What can I say? By that I mean some combination of, what is meaningful for me to say? What is interesting to say? — And, importantly, what am I allowed to say?
”Allowed by whom”, you might ask. [a long pause] ”I am not sure”, I’d say, while inside my head a voice says: ”allowed by the regime”.
”What regime?!”, you ask, with some incredulity now. And now I really don’t know what to say for I don’t really even know what a regime means!
Wikipedia to the rescue. It defines a regime as ”sets of protocols and norms embedded either in institutions or institutionalized practices”, where these can be formal (e.g. states, universities, NHS trusts) or informal (e.g. a community of clinical academic leaders).
So I reply, ”Allowed by the norms and relationships that surround us, in the institutions and groups we represent – and serve. For I do take my agreement to serve as willingly given, and so I do feel committed not just to my own view but to the views we have agreed as a community.”

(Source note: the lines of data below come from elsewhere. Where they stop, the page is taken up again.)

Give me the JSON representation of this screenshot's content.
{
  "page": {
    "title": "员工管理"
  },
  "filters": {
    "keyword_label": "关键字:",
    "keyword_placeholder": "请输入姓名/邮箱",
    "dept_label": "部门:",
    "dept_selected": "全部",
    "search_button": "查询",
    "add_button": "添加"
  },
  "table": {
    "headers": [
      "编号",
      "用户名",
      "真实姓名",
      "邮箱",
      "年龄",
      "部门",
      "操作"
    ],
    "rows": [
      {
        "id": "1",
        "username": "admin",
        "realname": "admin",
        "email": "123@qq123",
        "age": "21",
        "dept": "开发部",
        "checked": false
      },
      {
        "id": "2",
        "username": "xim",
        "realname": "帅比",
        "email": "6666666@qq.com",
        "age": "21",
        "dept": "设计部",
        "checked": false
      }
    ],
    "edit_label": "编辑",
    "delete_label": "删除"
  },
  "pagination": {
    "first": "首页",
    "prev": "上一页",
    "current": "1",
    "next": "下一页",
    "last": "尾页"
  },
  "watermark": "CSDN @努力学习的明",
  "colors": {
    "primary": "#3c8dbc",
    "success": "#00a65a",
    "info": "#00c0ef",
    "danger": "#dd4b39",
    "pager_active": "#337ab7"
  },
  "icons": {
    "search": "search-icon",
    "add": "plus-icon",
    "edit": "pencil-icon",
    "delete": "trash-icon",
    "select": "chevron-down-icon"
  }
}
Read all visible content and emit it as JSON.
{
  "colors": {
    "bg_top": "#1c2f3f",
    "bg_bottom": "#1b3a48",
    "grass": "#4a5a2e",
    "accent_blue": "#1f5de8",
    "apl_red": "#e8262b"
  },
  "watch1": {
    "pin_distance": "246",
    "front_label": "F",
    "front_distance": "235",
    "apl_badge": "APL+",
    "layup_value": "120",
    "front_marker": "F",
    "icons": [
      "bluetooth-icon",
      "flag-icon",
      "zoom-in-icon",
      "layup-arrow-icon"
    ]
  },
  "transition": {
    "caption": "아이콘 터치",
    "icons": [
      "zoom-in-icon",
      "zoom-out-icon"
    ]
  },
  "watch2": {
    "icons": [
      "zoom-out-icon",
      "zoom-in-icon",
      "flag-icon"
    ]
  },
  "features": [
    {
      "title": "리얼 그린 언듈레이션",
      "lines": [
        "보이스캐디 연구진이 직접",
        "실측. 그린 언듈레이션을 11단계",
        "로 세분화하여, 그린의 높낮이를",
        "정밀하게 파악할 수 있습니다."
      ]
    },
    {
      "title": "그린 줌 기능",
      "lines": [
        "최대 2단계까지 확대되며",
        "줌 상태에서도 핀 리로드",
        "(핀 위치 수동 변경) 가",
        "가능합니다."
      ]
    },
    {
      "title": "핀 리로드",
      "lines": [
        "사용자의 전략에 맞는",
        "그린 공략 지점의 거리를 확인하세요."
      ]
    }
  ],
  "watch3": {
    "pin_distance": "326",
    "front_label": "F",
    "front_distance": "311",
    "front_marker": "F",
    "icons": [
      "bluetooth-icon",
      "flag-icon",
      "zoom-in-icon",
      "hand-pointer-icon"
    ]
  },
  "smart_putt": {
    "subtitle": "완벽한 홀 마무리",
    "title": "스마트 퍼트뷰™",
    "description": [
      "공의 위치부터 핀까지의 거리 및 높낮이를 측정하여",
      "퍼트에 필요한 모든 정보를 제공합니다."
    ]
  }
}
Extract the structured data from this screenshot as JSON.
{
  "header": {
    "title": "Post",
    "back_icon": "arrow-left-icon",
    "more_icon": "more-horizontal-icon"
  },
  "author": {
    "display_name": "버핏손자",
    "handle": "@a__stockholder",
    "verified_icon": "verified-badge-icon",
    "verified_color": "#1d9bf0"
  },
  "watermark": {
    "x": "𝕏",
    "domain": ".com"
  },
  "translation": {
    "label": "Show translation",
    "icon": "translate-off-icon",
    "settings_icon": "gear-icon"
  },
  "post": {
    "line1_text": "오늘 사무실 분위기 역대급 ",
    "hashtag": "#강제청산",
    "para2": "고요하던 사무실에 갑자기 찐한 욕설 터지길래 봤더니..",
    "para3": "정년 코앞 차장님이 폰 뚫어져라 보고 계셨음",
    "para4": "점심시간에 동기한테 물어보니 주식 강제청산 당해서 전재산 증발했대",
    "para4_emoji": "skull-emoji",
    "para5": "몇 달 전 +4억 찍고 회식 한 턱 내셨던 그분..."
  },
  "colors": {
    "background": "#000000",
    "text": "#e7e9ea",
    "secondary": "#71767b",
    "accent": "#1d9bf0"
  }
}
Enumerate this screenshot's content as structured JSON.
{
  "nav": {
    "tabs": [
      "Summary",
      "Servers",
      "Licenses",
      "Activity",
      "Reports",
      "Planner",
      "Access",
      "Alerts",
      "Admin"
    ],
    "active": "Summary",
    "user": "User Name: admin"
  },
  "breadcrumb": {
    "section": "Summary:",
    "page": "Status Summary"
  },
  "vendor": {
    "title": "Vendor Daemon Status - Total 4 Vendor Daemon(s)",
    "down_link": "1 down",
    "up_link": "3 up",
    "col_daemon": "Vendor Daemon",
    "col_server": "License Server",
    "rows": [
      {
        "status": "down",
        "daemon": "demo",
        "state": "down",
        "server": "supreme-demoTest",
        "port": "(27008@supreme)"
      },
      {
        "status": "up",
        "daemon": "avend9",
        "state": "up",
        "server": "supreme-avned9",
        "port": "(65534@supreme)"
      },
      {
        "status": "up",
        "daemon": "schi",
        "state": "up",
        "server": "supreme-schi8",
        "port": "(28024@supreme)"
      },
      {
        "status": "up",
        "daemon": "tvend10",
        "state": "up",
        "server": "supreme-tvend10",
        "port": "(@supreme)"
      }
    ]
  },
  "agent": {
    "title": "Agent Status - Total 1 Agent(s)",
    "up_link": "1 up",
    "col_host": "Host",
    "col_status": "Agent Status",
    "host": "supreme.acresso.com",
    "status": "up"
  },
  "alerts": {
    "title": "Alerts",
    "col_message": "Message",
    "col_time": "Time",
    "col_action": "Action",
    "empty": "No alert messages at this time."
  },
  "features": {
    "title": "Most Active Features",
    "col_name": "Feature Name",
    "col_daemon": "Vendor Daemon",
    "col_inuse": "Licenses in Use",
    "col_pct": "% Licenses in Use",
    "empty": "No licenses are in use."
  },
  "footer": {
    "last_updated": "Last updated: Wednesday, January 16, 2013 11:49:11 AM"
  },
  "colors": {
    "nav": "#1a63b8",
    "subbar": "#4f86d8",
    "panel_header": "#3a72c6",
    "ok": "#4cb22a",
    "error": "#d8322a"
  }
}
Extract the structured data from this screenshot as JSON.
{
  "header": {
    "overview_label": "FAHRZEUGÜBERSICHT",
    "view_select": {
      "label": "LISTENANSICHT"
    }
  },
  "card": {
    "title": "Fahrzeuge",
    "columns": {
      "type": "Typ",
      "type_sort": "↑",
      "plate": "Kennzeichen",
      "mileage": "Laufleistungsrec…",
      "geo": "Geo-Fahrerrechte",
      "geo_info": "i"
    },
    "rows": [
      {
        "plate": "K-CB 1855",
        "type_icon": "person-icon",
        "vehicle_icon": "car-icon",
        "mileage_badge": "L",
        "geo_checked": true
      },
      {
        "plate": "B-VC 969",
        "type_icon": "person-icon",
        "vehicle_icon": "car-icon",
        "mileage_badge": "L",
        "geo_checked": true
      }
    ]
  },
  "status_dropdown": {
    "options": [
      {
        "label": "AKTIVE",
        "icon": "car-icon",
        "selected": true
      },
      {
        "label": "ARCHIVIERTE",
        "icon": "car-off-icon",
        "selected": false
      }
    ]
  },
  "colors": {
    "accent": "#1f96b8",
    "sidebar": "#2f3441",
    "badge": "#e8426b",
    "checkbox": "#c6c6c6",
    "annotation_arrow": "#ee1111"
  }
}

You look long and hard. Say nothing. Not sure if I see it in you, or if it’s just my own voice. My inner voice makes a mental reply: ”yes, I know it looks like I’m just a puppet. But it’s not like that.”Outwards I say nothing. Saying is futile. Silence is better. And anyway, I know by now that it’s enough that I know what I am – am confident my judgement is solid.
Yet, a very rapid internal cycle of sense check. Just as a safety mechanisms. Yes, I’ve had to adapt, and yes it’s often a narrow path. But no I don’t feel it has made us conformist. I firmly feel I remain always honest. So I tick that box. Continue the safety check. Yes, I do still believe the best option is to work from within. Check that box too. End the cycle with a mental note to repeat the check again, in not too distant future. Just in case.
Cabinet responsibility. Support the motion. Or resing. Important to always be willing to walk away, give it all up. This seem (impossibly?) hard at times. But. It is also incredibly helpful. It makes speaking truth to power easy. For it’s that or to walk away. It’s acting conciously. Much consideration.
Important to be very clear on values. And how to enact them in everyday decisions and behaviours. To retain integrity. Fortunately, millions of small situations of practice over the years. How to keep thoughts straight, and to listen to feelings as well as the reason.
”What in the earth is all this?” you may eventually ask. A pause. Then, just to say something, I reply with one of many possible thoughts. Just to illustrate the internal struggle. ”No senior NMAHP has agreed to write on this blog, ever (if you are reading and willing – msg me!). Even when I’ve offered to keep them unidentifiable.” I shrug.
I’ve begun to realise how it can be really hard to find the thing to say. Yet, I’m leaning towards a view that we must continue to try.